Modes are named collections of specific notes, usually played sequentially, that emphasize a certain root. The unordered collection of notes in a single scale can have multiple modes with different names, where each note in the scale is the root of a different mode. More
(See Diatonic Modes & Chords for a detailed explanation.)
For example C Ionian (Major) and C Mixolydian have the same root and share six notes (different parent scales), but differ by one note (F for the former, F# for the latter), or C Ionian (Major) and G Mixolydian, which have the same notes (the white keys on the keyboard) but a different root (C v. G).
Jazz theory generalizes modes, allowing their notes to be played simultaneously, blurring the distinction between chord and scale.
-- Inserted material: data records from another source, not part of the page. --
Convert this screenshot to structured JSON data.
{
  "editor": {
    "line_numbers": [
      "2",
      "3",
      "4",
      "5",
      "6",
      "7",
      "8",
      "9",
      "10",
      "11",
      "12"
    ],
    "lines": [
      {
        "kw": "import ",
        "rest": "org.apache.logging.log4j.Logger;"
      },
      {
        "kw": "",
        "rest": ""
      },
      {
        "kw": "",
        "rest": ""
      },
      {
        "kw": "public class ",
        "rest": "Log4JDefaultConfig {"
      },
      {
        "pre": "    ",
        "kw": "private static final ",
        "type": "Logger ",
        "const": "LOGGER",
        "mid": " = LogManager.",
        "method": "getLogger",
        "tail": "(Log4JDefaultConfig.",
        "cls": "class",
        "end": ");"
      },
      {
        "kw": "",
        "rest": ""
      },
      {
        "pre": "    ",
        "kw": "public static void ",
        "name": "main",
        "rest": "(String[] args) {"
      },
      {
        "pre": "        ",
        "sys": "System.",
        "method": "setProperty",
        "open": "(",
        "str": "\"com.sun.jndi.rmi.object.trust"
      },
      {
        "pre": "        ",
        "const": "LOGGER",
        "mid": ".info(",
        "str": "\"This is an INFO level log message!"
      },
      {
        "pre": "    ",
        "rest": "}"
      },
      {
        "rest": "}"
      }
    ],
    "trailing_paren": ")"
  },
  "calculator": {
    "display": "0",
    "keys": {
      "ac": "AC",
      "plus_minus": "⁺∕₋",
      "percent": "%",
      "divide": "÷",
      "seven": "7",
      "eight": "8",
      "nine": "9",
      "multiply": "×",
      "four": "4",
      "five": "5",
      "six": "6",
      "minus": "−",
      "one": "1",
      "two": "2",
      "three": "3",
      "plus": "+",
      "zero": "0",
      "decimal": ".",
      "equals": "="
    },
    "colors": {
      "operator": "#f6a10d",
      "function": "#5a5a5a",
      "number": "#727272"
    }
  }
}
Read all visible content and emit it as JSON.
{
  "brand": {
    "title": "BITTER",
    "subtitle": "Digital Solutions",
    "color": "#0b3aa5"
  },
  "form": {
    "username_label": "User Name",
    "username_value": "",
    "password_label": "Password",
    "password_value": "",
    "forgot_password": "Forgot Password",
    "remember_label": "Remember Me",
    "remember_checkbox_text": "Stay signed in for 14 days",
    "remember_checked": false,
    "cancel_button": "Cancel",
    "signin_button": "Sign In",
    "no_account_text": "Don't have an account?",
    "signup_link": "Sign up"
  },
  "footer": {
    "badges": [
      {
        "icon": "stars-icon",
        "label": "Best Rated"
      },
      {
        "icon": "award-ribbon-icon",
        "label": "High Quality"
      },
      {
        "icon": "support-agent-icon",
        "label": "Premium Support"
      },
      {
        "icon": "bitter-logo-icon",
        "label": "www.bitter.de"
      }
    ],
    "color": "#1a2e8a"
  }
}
Groups of similar chords with the same root are collected into modes (said to be compatible, Levine 1995), so for example, the C Mixolydian mode is “played” vertically by voicing (or played over) either a C major triad, a C dominant seventh, or a C dominant ninth, etc.